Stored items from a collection
»»

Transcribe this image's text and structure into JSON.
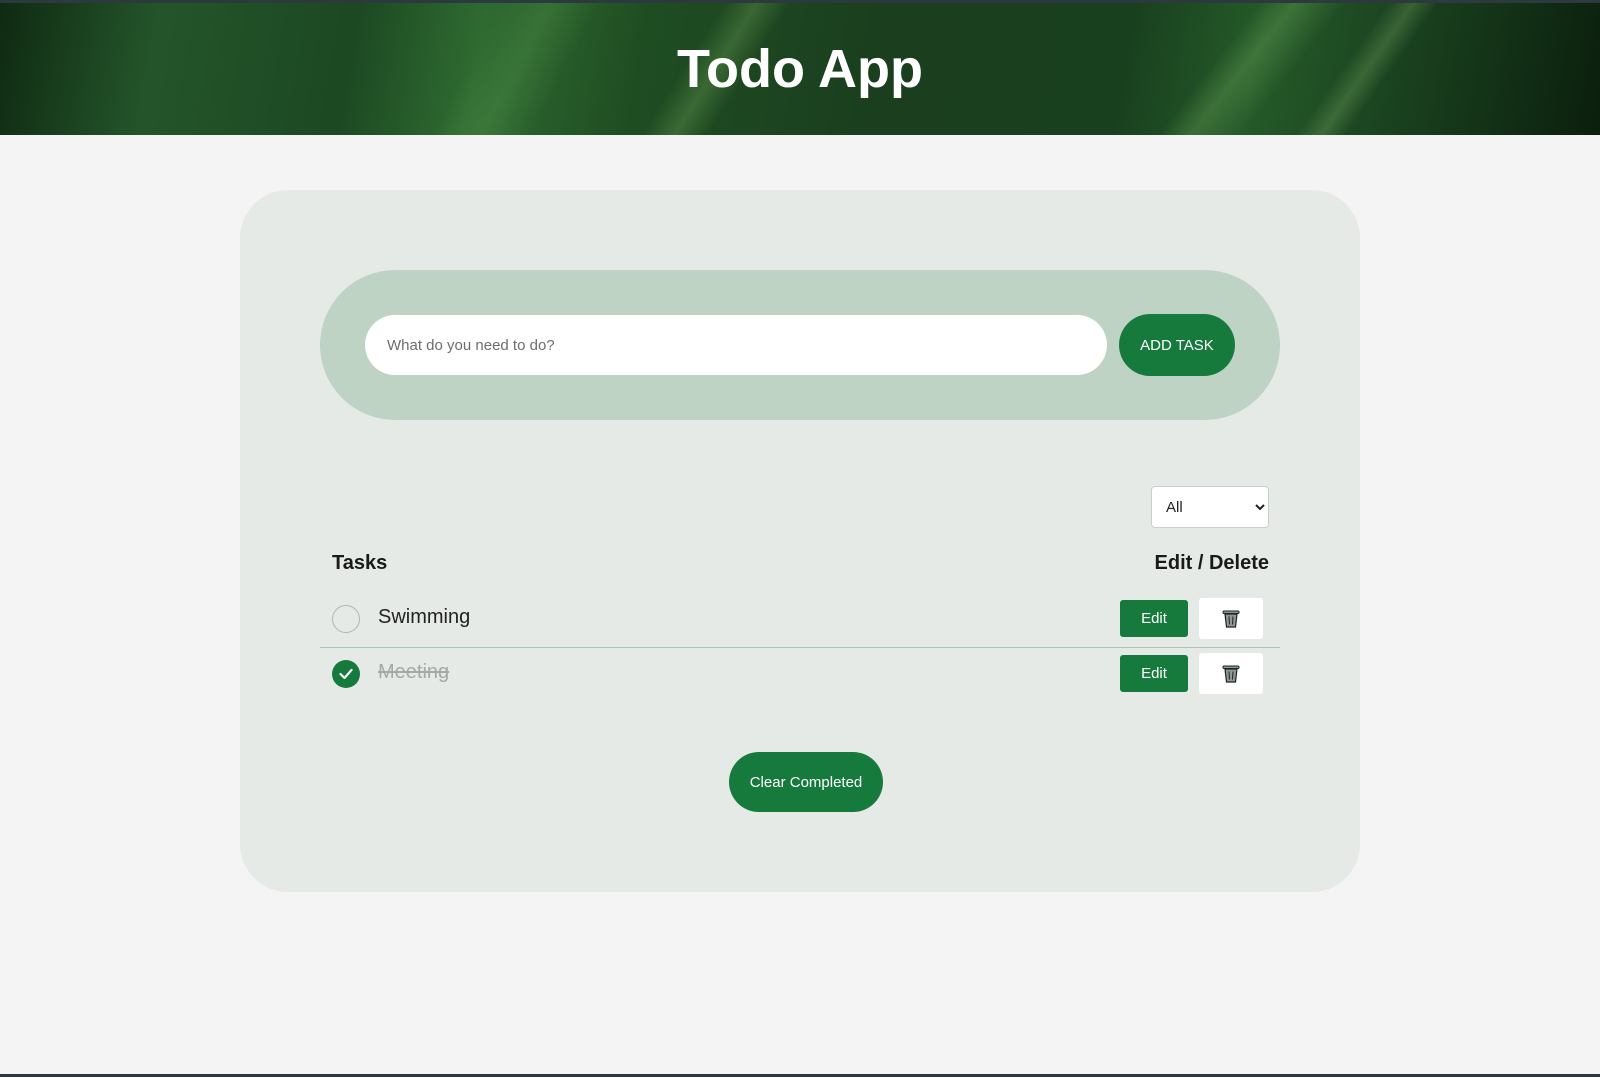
{
  "header": {
    "title": "Todo App"
  },
  "add_task": {
    "input_placeholder": "What do you need to do?",
    "input_value": "",
    "button_label": "ADD TASK"
  },
  "filter": {
    "selected": "All"
  },
  "columns": {
    "tasks_label": "Tasks",
    "actions_label": "Edit / Delete"
  },
  "tasks": [
    {
      "text": "Swimming",
      "completed": false,
      "edit_label": "Edit",
      "delete_icon": "trash-icon"
    },
    {
      "text": "Meeting",
      "completed": true,
      "edit_label": "Edit",
      "delete_icon": "trash-icon"
    }
  ],
  "footer": {
    "clear_label": "Clear Completed"
  },
  "colors": {
    "accent": "#177a3d",
    "card_bg": "#e5eae7",
    "pill_bg": "#bfd3c5",
    "page_bg": "#f4f4f4"
  }
}
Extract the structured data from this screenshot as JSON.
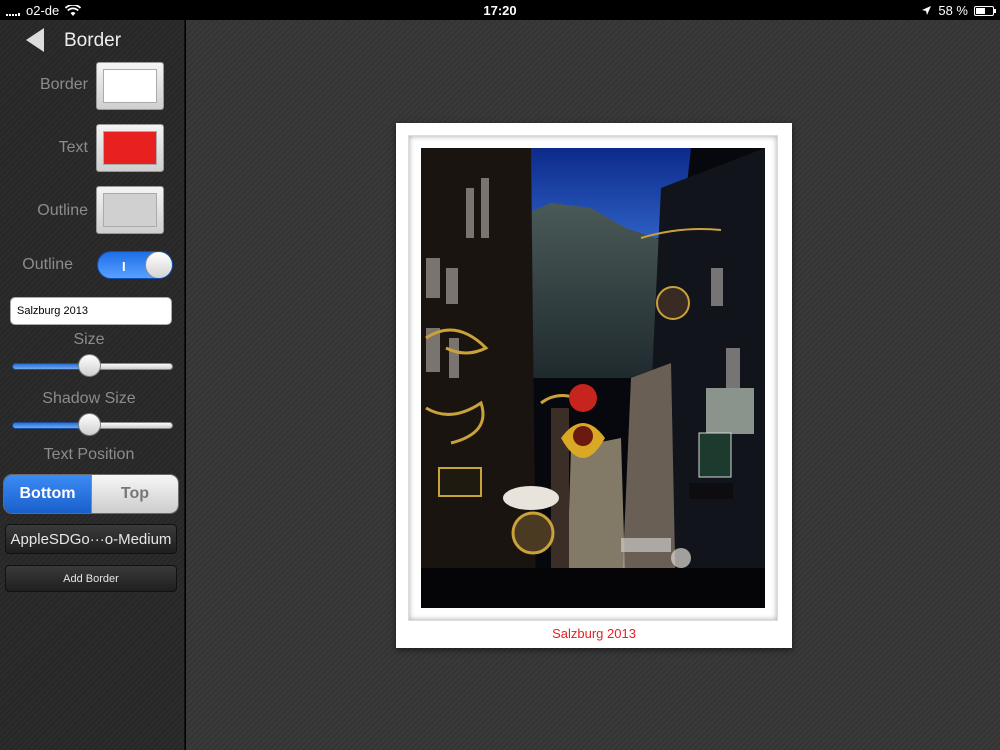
{
  "status_bar": {
    "carrier": "o2-de",
    "time": "17:20",
    "battery": "58 %",
    "battery_level": 0.58
  },
  "nav": {
    "title": "Border"
  },
  "colors": {
    "border_label": "Border",
    "border_color": "#ffffff",
    "text_label": "Text",
    "text_color": "#e82020",
    "outline_label": "Outline",
    "outline_color": "#d0d0d0"
  },
  "outline_toggle": {
    "label": "Outline",
    "on_glyph": "I",
    "state": true
  },
  "caption_input": {
    "value": "Salzburg 2013"
  },
  "size_slider": {
    "label": "Size",
    "value": 0.48
  },
  "shadow_slider": {
    "label": "Shadow Size",
    "value": 0.48
  },
  "text_position": {
    "label": "Text Position",
    "options": [
      "Bottom",
      "Top"
    ],
    "selected": "Bottom"
  },
  "font_button": {
    "label": "AppleSDGo···o-Medium"
  },
  "add_border_button": {
    "label": "Add Border"
  },
  "preview": {
    "caption": "Salzburg 2013"
  }
}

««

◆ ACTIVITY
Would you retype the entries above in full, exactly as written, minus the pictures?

◆ WRITTEN RESPONSE
Transcribe this image's text and structure into JSON.
{
  "header": {
    "title": "Todo App"
  },
  "add_task": {
    "input_placeholder": "What do you need to do?",
    "input_value": "",
    "button_label": "ADD TASK"
  },
  "filter": {
    "selected": "All"
  },
  "columns": {
    "tasks_label": "Tasks",
    "actions_label": "Edit / Delete"
  },
  "tasks": [
    {
      "text": "Swimming",
      "completed": false,
      "edit_label": "Edit",
      "delete_icon": "trash-icon"
    },
    {
      "text": "Meeting",
      "completed": true,
      "edit_label": "Edit",
      "delete_icon": "trash-icon"
    }
  ],
  "footer": {
    "clear_label": "Clear Completed"
  },
  "colors": {
    "accent": "#177a3d",
    "card_bg": "#e5eae7",
    "pill_bg": "#bfd3c5",
    "page_bg": "#f4f4f4"
  }
}
Extract the structured data from this screenshot as JSON.
{
  "status_bar": {
    "carrier": "o2-de",
    "time": "17:20",
    "battery": "58 %",
    "battery_level": 0.58
  },
  "nav": {
    "title": "Border"
  },
  "colors": {
    "border_label": "Border",
    "border_color": "#ffffff",
    "text_label": "Text",
    "text_color": "#e82020",
    "outline_label": "Outline",
    "outline_color": "#d0d0d0"
  },
  "outline_toggle": {
    "label": "Outline",
    "on_glyph": "I",
    "state": true
  },
  "caption_input": {
    "value": "Salzburg 2013"
  },
  "size_slider": {
    "label": "Size",
    "value": 0.48
  },
  "shadow_slider": {
    "label": "Shadow Size",
    "value": 0.48
  },
  "text_position": {
    "label": "Text Position",
    "options": [
      "Bottom",
      "Top"
    ],
    "selected": "Bottom"
  },
  "font_button": {
    "label": "AppleSDGo···o-Medium"
  },
  "add_border_button": {
    "label": "Add Border"
  },
  "preview": {
    "caption": "Salzburg 2013"
  }
}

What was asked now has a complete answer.